----- RECORDS TO USE

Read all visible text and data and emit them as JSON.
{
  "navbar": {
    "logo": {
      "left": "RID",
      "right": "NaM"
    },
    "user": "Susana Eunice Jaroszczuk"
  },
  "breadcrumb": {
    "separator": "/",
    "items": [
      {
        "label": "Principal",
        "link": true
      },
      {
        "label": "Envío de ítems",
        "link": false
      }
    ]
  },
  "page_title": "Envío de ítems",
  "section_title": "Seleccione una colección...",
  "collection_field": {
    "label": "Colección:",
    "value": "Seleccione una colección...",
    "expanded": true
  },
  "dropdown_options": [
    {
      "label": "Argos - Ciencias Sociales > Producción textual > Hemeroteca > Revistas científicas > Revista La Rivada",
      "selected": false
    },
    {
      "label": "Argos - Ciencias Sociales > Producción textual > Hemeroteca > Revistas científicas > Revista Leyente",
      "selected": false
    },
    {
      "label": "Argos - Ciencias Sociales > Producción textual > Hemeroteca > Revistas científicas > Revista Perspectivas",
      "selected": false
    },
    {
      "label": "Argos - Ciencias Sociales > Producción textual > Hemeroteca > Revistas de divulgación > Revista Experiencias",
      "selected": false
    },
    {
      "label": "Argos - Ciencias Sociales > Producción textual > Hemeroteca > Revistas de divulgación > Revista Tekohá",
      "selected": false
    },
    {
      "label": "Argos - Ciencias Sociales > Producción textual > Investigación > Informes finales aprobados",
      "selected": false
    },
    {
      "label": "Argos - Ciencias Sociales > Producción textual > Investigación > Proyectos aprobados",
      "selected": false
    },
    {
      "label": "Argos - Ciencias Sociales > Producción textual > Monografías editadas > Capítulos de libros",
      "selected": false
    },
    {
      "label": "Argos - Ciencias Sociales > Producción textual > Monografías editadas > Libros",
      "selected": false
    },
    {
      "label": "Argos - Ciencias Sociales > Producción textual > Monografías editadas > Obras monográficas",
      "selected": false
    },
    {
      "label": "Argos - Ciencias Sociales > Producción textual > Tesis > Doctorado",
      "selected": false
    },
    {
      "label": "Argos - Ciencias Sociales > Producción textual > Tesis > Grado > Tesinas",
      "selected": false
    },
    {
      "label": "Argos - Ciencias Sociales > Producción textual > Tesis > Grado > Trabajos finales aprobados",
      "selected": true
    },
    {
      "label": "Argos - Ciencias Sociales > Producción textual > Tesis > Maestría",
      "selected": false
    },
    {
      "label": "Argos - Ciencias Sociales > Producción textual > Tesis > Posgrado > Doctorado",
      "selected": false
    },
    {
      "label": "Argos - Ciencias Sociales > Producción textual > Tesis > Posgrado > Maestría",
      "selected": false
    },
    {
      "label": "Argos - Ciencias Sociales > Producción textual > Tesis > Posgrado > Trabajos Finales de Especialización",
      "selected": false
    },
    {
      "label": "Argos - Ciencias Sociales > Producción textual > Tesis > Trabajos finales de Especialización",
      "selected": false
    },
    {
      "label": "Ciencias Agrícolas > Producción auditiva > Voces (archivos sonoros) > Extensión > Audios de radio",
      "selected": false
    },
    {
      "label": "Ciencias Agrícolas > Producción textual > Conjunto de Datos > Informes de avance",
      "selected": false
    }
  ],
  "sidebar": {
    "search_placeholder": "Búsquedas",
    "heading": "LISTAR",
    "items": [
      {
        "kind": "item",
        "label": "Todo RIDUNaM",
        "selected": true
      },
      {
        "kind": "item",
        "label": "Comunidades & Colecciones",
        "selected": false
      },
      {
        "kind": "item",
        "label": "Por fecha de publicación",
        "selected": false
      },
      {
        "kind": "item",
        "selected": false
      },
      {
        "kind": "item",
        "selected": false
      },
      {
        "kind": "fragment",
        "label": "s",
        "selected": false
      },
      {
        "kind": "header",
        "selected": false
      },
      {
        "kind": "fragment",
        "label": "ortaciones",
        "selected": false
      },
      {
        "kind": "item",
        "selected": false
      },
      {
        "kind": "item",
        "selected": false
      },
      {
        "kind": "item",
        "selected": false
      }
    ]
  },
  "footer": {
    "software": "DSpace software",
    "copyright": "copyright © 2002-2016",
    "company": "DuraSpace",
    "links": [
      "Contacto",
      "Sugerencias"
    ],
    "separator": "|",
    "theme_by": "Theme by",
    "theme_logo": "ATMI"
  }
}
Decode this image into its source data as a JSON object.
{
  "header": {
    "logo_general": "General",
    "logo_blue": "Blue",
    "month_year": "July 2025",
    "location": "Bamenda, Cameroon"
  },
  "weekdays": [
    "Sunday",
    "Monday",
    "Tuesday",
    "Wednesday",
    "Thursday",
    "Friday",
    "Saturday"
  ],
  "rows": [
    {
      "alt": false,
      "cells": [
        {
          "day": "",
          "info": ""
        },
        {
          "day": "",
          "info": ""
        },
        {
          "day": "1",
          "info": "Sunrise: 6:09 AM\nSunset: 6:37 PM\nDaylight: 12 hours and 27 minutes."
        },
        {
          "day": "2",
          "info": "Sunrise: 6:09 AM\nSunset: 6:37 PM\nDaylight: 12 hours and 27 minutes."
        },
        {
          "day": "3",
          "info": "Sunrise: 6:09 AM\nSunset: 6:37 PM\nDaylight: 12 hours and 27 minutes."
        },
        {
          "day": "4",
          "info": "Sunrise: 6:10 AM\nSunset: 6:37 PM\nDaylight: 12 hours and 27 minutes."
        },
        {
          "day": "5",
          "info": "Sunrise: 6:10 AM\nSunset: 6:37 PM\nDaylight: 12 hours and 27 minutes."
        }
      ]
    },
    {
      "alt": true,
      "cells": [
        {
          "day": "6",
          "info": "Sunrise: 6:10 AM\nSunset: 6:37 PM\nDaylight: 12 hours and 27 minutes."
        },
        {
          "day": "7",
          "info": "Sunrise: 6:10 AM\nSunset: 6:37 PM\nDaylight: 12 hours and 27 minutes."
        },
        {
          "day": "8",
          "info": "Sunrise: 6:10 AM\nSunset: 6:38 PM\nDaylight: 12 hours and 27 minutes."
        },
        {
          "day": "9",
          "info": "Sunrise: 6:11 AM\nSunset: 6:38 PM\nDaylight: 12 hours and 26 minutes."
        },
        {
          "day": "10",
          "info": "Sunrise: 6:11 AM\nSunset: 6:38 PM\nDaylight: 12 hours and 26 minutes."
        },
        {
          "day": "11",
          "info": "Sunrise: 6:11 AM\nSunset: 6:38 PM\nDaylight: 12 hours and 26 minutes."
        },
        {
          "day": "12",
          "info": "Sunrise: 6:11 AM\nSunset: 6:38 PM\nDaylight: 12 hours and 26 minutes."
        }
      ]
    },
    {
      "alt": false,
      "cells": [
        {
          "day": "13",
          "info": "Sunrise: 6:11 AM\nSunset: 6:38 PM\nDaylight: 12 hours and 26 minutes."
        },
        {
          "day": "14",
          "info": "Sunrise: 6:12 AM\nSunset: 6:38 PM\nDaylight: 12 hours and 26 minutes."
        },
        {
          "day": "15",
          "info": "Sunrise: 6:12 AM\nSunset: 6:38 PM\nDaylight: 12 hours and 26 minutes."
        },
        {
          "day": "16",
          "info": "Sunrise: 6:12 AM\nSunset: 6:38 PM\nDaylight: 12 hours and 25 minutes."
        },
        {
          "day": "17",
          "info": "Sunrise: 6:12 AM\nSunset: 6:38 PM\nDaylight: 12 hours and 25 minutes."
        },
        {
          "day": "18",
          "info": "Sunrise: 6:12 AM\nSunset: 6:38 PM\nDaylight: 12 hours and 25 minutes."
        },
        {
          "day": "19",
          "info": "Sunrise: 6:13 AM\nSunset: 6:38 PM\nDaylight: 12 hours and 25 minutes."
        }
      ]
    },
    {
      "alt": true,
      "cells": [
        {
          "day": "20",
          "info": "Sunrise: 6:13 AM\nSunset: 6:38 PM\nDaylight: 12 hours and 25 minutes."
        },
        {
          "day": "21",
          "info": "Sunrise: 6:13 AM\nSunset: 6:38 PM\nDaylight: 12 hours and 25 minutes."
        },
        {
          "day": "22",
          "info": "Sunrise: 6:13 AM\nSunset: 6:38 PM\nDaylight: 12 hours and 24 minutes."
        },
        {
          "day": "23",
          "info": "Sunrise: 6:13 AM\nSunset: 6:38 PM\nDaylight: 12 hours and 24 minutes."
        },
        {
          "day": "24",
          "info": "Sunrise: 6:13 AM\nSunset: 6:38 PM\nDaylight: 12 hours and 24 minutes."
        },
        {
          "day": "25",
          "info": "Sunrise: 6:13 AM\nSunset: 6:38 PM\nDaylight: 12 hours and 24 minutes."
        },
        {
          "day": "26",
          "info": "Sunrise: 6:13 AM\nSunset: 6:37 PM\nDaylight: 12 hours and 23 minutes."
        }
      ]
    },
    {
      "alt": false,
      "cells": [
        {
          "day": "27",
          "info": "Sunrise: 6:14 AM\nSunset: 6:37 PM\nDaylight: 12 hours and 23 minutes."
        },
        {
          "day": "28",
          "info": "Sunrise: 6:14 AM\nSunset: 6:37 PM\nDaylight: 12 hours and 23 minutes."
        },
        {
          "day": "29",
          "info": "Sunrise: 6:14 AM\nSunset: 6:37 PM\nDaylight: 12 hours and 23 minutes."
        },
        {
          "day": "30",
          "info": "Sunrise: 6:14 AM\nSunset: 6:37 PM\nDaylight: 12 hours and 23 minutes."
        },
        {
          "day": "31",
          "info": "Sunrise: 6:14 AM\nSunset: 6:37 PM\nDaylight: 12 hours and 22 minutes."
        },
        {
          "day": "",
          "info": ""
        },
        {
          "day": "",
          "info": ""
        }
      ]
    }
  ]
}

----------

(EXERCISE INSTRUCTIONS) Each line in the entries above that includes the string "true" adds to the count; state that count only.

(WORKED SOLUTION) 6